RECORDS FOR PROCESSING:
--- START ---
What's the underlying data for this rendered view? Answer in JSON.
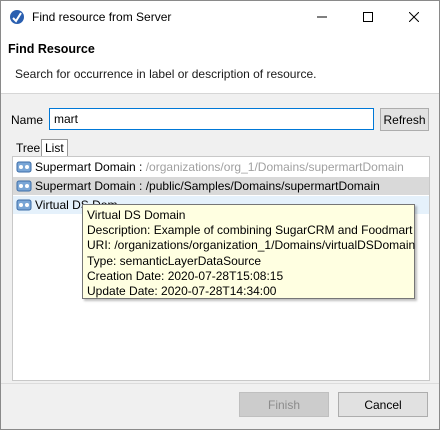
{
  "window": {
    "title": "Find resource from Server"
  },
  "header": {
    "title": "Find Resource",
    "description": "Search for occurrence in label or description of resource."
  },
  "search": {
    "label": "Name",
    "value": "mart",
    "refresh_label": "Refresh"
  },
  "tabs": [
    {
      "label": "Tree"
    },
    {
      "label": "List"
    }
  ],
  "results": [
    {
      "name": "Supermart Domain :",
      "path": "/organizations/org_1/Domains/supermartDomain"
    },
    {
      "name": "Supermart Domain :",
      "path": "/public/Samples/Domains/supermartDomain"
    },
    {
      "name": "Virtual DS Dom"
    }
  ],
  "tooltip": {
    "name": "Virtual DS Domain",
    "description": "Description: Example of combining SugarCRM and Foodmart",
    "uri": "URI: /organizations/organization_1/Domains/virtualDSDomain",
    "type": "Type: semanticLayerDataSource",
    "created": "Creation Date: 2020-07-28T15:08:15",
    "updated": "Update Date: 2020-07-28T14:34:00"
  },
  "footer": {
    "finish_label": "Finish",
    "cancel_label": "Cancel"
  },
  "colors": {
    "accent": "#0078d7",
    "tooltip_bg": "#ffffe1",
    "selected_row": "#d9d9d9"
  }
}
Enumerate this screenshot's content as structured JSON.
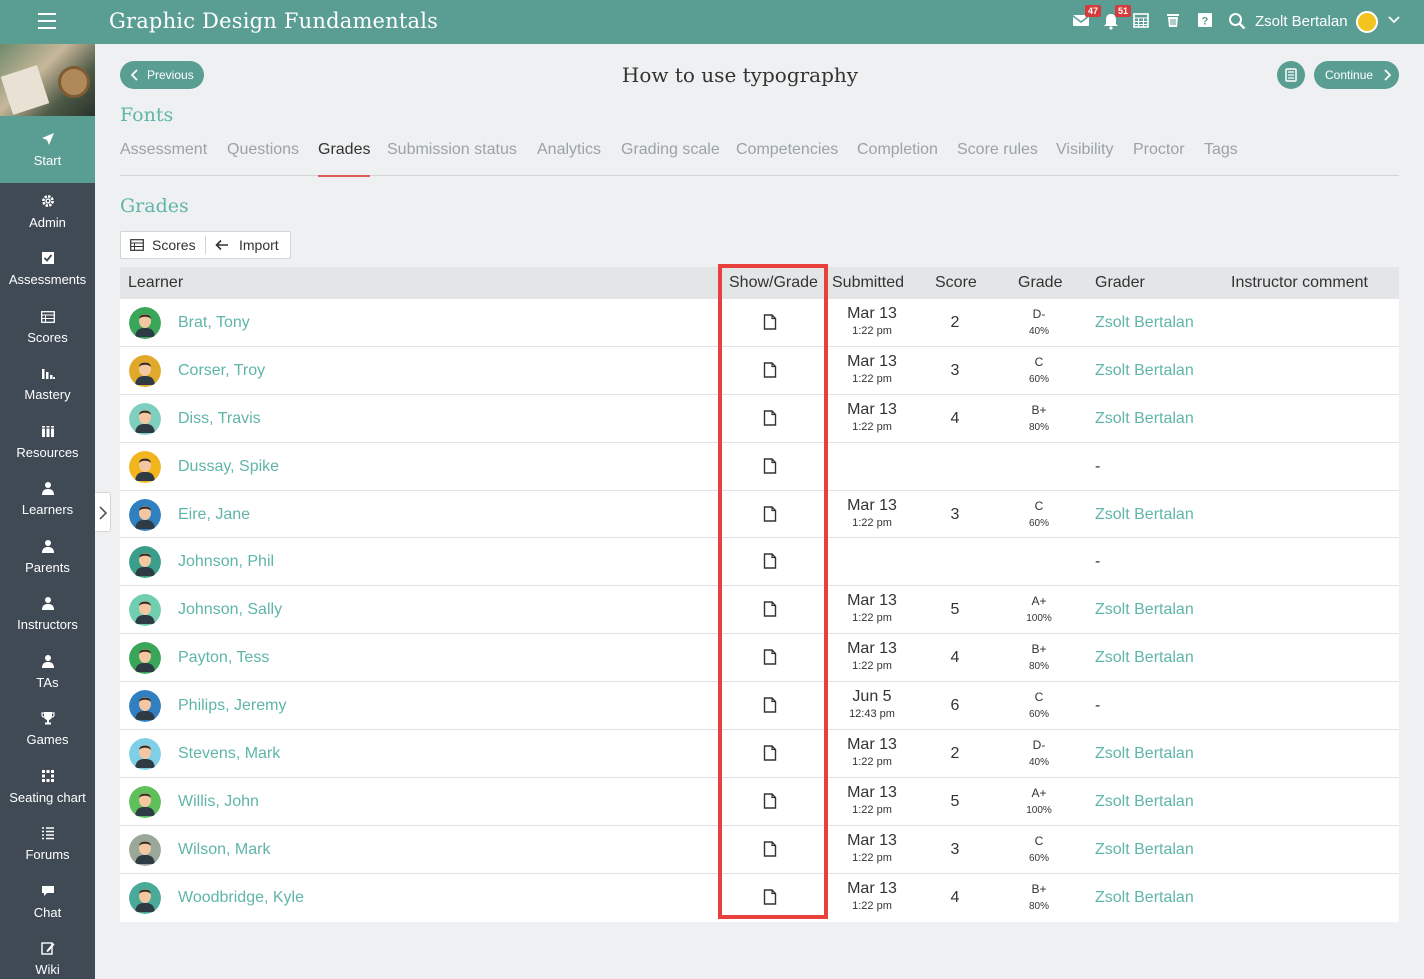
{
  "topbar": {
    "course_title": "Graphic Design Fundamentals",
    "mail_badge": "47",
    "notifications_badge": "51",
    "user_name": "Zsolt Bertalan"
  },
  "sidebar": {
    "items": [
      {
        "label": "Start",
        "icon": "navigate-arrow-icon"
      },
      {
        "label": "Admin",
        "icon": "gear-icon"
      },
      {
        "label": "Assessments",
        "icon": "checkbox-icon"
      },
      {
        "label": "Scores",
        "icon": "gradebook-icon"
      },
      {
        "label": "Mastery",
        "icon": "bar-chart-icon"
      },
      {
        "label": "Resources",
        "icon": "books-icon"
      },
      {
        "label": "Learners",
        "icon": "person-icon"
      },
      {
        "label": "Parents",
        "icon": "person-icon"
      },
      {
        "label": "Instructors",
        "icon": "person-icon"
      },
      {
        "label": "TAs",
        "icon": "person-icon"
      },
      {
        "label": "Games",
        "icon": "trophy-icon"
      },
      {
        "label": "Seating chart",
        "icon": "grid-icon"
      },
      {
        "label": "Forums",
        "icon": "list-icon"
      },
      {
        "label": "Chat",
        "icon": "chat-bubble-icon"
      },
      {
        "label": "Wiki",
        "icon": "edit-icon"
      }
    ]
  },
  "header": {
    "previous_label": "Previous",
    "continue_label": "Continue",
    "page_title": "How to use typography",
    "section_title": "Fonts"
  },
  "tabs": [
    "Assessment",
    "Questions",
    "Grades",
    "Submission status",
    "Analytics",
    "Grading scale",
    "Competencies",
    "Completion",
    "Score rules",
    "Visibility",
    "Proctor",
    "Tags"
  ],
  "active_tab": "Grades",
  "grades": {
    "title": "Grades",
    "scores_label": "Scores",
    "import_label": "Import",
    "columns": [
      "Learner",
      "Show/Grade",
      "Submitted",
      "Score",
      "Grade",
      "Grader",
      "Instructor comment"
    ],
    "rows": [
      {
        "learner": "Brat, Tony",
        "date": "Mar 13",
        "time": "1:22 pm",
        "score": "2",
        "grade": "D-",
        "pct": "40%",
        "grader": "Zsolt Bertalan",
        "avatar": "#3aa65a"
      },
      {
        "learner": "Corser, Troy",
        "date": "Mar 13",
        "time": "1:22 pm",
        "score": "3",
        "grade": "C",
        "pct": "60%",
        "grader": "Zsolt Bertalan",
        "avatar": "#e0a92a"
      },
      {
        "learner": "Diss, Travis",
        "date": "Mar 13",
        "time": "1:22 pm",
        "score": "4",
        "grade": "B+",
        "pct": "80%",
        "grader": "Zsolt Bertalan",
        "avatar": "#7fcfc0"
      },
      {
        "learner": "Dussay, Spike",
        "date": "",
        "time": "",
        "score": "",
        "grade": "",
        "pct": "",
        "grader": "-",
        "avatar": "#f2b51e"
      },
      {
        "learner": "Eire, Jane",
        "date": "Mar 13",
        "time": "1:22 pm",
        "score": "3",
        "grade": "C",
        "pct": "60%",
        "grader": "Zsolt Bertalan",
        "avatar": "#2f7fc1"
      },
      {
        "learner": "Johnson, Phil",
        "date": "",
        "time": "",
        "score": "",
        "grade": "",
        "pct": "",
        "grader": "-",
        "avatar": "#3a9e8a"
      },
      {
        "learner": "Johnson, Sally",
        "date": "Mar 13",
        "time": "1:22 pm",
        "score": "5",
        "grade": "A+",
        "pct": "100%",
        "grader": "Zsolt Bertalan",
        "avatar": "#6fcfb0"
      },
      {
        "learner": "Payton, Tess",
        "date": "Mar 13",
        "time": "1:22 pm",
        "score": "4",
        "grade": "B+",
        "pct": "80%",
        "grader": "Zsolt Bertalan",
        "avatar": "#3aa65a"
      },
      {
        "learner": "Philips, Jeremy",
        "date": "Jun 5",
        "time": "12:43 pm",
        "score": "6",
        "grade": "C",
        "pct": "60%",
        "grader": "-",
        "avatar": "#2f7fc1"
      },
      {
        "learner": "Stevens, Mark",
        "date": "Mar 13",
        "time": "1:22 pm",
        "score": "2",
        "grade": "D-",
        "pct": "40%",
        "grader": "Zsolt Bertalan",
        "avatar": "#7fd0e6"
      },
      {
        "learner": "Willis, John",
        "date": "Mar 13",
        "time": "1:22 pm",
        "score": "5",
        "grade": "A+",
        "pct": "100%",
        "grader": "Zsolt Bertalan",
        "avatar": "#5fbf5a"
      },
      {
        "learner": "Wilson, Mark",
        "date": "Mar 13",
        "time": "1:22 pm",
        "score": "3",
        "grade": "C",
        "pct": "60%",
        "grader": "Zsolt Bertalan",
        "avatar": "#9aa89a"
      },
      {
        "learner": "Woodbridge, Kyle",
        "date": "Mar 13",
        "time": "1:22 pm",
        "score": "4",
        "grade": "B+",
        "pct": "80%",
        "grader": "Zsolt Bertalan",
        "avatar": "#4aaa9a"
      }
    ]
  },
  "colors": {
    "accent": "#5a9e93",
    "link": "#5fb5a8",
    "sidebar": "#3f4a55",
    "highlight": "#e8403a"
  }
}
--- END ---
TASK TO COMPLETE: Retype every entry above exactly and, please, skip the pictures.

SOLUTION BELOW:
What's the underlying data for this rendered view? Answer in JSON.
{
  "window": {
    "title": "Find resource from Server"
  },
  "header": {
    "title": "Find Resource",
    "description": "Search for occurrence in label or description of resource."
  },
  "search": {
    "label": "Name",
    "value": "mart",
    "refresh_label": "Refresh"
  },
  "tabs": [
    {
      "label": "Tree"
    },
    {
      "label": "List"
    }
  ],
  "results": [
    {
      "name": "Supermart Domain :",
      "path": "/organizations/org_1/Domains/supermartDomain"
    },
    {
      "name": "Supermart Domain :",
      "path": "/public/Samples/Domains/supermartDomain"
    },
    {
      "name": "Virtual DS Dom"
    }
  ],
  "tooltip": {
    "name": "Virtual DS Domain",
    "description": "Description: Example of combining SugarCRM and Foodmart",
    "uri": "URI: /organizations/organization_1/Domains/virtualDSDomain",
    "type": "Type: semanticLayerDataSource",
    "created": "Creation Date: 2020-07-28T15:08:15",
    "updated": "Update Date: 2020-07-28T14:34:00"
  },
  "footer": {
    "finish_label": "Finish",
    "cancel_label": "Cancel"
  },
  "colors": {
    "accent": "#0078d7",
    "tooltip_bg": "#ffffe1",
    "selected_row": "#d9d9d9"
  }
}
Enumerate this screenshot's content as structured JSON.
{
  "topbar": {
    "course_title": "Graphic Design Fundamentals",
    "mail_badge": "47",
    "notifications_badge": "51",
    "user_name": "Zsolt Bertalan"
  },
  "sidebar": {
    "items": [
      {
        "label": "Start",
        "icon": "navigate-arrow-icon"
      },
      {
        "label": "Admin",
        "icon": "gear-icon"
      },
      {
        "label": "Assessments",
        "icon": "checkbox-icon"
      },
      {
        "label": "Scores",
        "icon": "gradebook-icon"
      },
      {
        "label": "Mastery",
        "icon": "bar-chart-icon"
      },
      {
        "label": "Resources",
        "icon": "books-icon"
      },
      {
        "label": "Learners",
        "icon": "person-icon"
      },
      {
        "label": "Parents",
        "icon": "person-icon"
      },
      {
        "label": "Instructors",
        "icon": "person-icon"
      },
      {
        "label": "TAs",
        "icon": "person-icon"
      },
      {
        "label": "Games",
        "icon": "trophy-icon"
      },
      {
        "label": "Seating chart",
        "icon": "grid-icon"
      },
      {
        "label": "Forums",
        "icon": "list-icon"
      },
      {
        "label": "Chat",
        "icon": "chat-bubble-icon"
      },
      {
        "label": "Wiki",
        "icon": "edit-icon"
      }
    ]
  },
  "header": {
    "previous_label": "Previous",
    "continue_label": "Continue",
    "page_title": "How to use typography",
    "section_title": "Fonts"
  },
  "tabs": [
    "Assessment",
    "Questions",
    "Grades",
    "Submission status",
    "Analytics",
    "Grading scale",
    "Competencies",
    "Completion",
    "Score rules",
    "Visibility",
    "Proctor",
    "Tags"
  ],
  "active_tab": "Grades",
  "grades": {
    "title": "Grades",
    "scores_label": "Scores",
    "import_label": "Import",
    "columns": [
      "Learner",
      "Show/Grade",
      "Submitted",
      "Score",
      "Grade",
      "Grader",
      "Instructor comment"
    ],
    "rows": [
      {
        "learner": "Brat, Tony",
        "date": "Mar 13",
        "time": "1:22 pm",
        "score": "2",
        "grade": "D-",
        "pct": "40%",
        "grader": "Zsolt Bertalan",
        "avatar": "#3aa65a"
      },
      {
        "learner": "Corser, Troy",
        "date": "Mar 13",
        "time": "1:22 pm",
        "score": "3",
        "grade": "C",
        "pct": "60%",
        "grader": "Zsolt Bertalan",
        "avatar": "#e0a92a"
      },
      {
        "learner": "Diss, Travis",
        "date": "Mar 13",
        "time": "1:22 pm",
        "score": "4",
        "grade": "B+",
        "pct": "80%",
        "grader": "Zsolt Bertalan",
        "avatar": "#7fcfc0"
      },
      {
        "learner": "Dussay, Spike",
        "date": "",
        "time": "",
        "score": "",
        "grade": "",
        "pct": "",
        "grader": "-",
        "avatar": "#f2b51e"
      },
      {
        "learner": "Eire, Jane",
        "date": "Mar 13",
        "time": "1:22 pm",
        "score": "3",
        "grade": "C",
        "pct": "60%",
        "grader": "Zsolt Bertalan",
        "avatar": "#2f7fc1"
      },
      {
        "learner": "Johnson, Phil",
        "date": "",
        "time": "",
        "score": "",
        "grade": "",
        "pct": "",
        "grader": "-",
        "avatar": "#3a9e8a"
      },
      {
        "learner": "Johnson, Sally",
        "date": "Mar 13",
        "time": "1:22 pm",
        "score": "5",
        "grade": "A+",
        "pct": "100%",
        "grader": "Zsolt Bertalan",
        "avatar": "#6fcfb0"
      },
      {
        "learner": "Payton, Tess",
        "date": "Mar 13",
        "time": "1:22 pm",
        "score": "4",
        "grade": "B+",
        "pct": "80%",
        "grader": "Zsolt Bertalan",
        "avatar": "#3aa65a"
      },
      {
        "learner": "Philips, Jeremy",
        "date": "Jun 5",
        "time": "12:43 pm",
        "score": "6",
        "grade": "C",
        "pct": "60%",
        "grader": "-",
        "avatar": "#2f7fc1"
      },
      {
        "learner": "Stevens, Mark",
        "date": "Mar 13",
        "time": "1:22 pm",
        "score": "2",
        "grade": "D-",
        "pct": "40%",
        "grader": "Zsolt Bertalan",
        "avatar": "#7fd0e6"
      },
      {
        "learner": "Willis, John",
        "date": "Mar 13",
        "time": "1:22 pm",
        "score": "5",
        "grade": "A+",
        "pct": "100%",
        "grader": "Zsolt Bertalan",
        "avatar": "#5fbf5a"
      },
      {
        "learner": "Wilson, Mark",
        "date": "Mar 13",
        "time": "1:22 pm",
        "score": "3",
        "grade": "C",
        "pct": "60%",
        "grader": "Zsolt Bertalan",
        "avatar": "#9aa89a"
      },
      {
        "learner": "Woodbridge, Kyle",
        "date": "Mar 13",
        "time": "1:22 pm",
        "score": "4",
        "grade": "B+",
        "pct": "80%",
        "grader": "Zsolt Bertalan",
        "avatar": "#4aaa9a"
      }
    ]
  },
  "colors": {
    "accent": "#5a9e93",
    "link": "#5fb5a8",
    "sidebar": "#3f4a55",
    "highlight": "#e8403a"
  }
}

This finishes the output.